Cloudy days can give our dogs more than just the blues...

Ethan when he was first diagnosed with Seasonal Alopecia

Ethan using the light

Seasonal Alopecia

by Sandy Thompson

When I was updating the ATRA site, I happened to read one of the bios and noticed the dog had Seasonal Alopecia. My Ethan has this.  Seasonal Alopecia is when Airedales begin to lose their hair in patches.  I believe that Airedales with this problem might benefit from three things.

1)  The first is getting checked for an Endocrine-Immune imbalance known as  Low Cortisol according to the Plechner Protocol. You can find more information on this by reading the book Pets at Risk by Dr. Alfred Plechner and by going to Dr. Plechner’s website at www.drplechner.com.  I’d like to thank Mike Billion and Kirk Nims for bringing Dr. Plechner’s work to my attention in a former ATRA Aire-Mail.   Airedales are a breed at risk for this problem.  If your dog is overweight and his hair is a problem, he may fit this profile.  However, only a blood test will tell.  Treatment for dogs with Low Cortisol is to balance out their hormones to help them lose weight and improve their skin and hair overall.

Ethan, while never overweight, has Low Cortisol.  Before treatment, he had flakey skin, allergies, and his coat at times would feel grimy in as little as two weeks after a bath.  This dark gunk would come off onto your hands after extended petting or stripping (I hand strip his coat). The hair would be wet when I striped it out too (the end that just came out from the skin). Now his allergies are better, he doesn't have dandruff like he used too, and best of all, there is no more grimy hair coat.  Also, his hair isn't wet when it is stripped out.

2)  The second thing to know is that Seasonal Alopecia is caused by the Pineal gland not getting stimulated by enough sunlight.  The hair falls out, and, quite frankly in my experience can be darn slow to grow back in.  This  is frustrating and unsightly.

The Pineal Gland is this gland in both ours and dogs  brains that is stimulated by sunlight and helps to regulate circadian rhythms.  These circadian rhythms in turn help regulate other hormones and processes in the body as well. One of the effects of receiving sunlight is that humans and dogs' bodies will make Melatonin.  Since many times we are not able to get enough sun during the winter months, Melatonin is lacking.
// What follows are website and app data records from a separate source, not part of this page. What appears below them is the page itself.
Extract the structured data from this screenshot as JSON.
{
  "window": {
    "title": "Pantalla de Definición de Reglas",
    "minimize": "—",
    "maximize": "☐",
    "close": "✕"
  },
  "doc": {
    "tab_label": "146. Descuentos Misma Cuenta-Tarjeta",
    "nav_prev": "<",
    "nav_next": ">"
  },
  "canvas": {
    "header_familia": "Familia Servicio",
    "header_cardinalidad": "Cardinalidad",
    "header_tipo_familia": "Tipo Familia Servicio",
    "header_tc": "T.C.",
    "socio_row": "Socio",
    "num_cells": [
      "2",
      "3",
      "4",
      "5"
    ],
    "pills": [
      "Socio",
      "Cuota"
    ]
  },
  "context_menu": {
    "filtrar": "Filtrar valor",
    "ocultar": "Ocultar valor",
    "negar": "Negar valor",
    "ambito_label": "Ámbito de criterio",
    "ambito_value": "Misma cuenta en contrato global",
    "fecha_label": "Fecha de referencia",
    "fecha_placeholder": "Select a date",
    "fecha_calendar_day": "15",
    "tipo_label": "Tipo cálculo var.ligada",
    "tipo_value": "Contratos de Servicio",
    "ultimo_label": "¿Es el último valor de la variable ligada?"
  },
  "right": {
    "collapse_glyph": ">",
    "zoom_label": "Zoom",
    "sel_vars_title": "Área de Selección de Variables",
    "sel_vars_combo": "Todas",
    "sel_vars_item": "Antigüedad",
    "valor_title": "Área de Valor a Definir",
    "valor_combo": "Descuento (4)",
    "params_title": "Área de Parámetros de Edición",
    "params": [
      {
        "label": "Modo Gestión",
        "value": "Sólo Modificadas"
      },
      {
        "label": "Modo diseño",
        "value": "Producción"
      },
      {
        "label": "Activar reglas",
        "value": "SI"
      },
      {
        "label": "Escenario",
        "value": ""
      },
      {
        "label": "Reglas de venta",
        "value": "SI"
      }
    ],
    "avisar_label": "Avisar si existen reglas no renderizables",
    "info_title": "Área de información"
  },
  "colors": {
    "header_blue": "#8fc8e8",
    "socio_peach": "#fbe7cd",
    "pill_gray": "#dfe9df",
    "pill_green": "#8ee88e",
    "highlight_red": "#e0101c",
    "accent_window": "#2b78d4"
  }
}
This it is believed by some veterinary dermatologists to play a role in dogs going bald.  In these cases, it is possible that perhaps dogs suffering from Seasonal Alopecia could benefit from daily Melatonin.  Ethan takes 3mg in the evening, daily all year around.  The year round schedule is because Ethan's vet dermatologist who prescribed it, didn't know if and when the hair would grow back, (current summer or next summer) so thought it was best to keep him on it year round.  Melatonin is inexpensive, luckily, and available at the drug store.  It is also relatively harmless so having him on it doesn't interfere with other meds or pose any side effects.  You might want to discuss this with your vet.

3)  I am finding it beneficial for Ethan to use a special light to simulate day light and help with his hair regrowth.  My doctor recommended that I get one because I have Delayed Sleep Phase Disorder (my circadian rhythms are off).  He recommended an Apollo Light Go Lite. (www.apollolight.com) because studies have shown them to be especially effective.  Plus they are small and don't take up a lot of space like traditional Full Spectrum light boxes (think X-Ray viewing sized boxes). When I asked him if my dog could use it too, he said sure.

Ethan has been using the Apollo Light since the second week in January daily.  I just put a treat in his Kong and put Ethan and the Kong in his crate.  I then setup the light on the little table next to his crate and set the timer.  I definitely think this is helping Ethan regrow hair a lot faster than last winter when he was only on Melatonin therapy. 

These lights can be expensive (upwards of $100-$200 depending on where you go).  My doctor recommended that I get mine from Sam's Club, Costco or Overstock.com, as he has had patients find the basic model there for $50 or so. 

The Basic Model plugs into the wall and is called the Apollo Light Go Lite Model P1.  Mine is re-chargeable and is the one with the most features called the Apollo Light Go Lite Model  M2.